--- EXERCISE DESCRIPTION ---
All lines in the material below that contain "title" should be located and copied.

--- GIVEN DATA ---
• • • •

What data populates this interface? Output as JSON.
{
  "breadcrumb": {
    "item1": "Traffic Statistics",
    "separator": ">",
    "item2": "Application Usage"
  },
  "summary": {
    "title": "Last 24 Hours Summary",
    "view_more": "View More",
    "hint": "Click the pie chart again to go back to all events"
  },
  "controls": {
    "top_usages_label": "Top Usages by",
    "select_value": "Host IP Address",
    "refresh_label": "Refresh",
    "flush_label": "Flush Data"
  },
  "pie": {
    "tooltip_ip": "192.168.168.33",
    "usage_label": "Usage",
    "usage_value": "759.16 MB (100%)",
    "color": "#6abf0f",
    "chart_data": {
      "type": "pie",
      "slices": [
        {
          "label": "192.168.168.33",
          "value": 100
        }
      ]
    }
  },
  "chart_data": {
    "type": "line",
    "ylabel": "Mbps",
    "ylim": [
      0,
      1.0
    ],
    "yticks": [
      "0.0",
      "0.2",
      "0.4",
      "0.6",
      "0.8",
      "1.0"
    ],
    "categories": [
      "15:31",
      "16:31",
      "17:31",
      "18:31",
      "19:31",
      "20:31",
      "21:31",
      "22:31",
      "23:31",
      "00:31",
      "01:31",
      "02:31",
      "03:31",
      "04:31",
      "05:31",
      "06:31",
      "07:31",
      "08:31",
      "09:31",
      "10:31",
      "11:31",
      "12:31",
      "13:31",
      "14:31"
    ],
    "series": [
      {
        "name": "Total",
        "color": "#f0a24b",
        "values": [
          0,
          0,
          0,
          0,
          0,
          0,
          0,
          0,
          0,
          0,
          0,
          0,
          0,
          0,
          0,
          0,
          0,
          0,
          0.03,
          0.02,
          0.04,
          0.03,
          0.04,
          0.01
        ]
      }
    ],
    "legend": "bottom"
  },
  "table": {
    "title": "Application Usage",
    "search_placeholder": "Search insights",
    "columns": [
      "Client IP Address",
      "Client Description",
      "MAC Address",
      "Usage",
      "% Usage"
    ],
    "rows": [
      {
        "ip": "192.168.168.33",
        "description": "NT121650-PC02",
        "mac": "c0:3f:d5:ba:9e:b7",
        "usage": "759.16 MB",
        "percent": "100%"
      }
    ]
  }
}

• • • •

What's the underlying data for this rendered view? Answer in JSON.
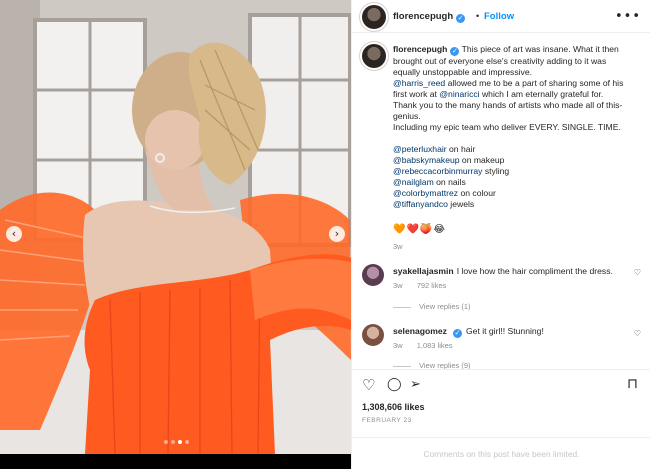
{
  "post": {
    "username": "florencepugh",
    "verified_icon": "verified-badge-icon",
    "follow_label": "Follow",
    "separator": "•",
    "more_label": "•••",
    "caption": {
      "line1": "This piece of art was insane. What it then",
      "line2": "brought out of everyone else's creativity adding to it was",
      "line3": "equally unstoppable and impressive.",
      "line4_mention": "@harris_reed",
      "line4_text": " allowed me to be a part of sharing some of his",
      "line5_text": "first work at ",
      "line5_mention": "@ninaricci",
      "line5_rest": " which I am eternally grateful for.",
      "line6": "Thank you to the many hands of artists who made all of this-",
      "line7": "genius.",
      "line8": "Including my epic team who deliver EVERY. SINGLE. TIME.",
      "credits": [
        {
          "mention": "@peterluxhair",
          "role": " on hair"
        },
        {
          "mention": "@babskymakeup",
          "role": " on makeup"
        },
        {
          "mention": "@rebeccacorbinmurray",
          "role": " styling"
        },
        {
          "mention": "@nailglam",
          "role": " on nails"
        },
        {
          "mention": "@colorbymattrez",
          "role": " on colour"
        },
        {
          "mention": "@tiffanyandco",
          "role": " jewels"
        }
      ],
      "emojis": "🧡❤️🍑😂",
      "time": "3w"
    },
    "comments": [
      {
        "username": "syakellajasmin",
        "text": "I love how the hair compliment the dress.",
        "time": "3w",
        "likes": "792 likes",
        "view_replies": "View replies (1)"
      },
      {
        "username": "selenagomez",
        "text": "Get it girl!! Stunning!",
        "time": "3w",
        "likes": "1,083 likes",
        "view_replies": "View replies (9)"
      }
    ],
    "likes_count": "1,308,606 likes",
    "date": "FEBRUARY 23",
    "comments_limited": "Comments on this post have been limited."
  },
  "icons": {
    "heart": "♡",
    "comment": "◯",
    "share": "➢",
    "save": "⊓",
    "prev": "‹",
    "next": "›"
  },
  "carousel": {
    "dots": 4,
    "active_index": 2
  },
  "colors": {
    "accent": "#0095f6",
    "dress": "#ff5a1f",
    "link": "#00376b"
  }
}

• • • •

--- RESPONSE BOX ---
    "title": "Last 24 Hours Summary",
    "title": "Application Usage",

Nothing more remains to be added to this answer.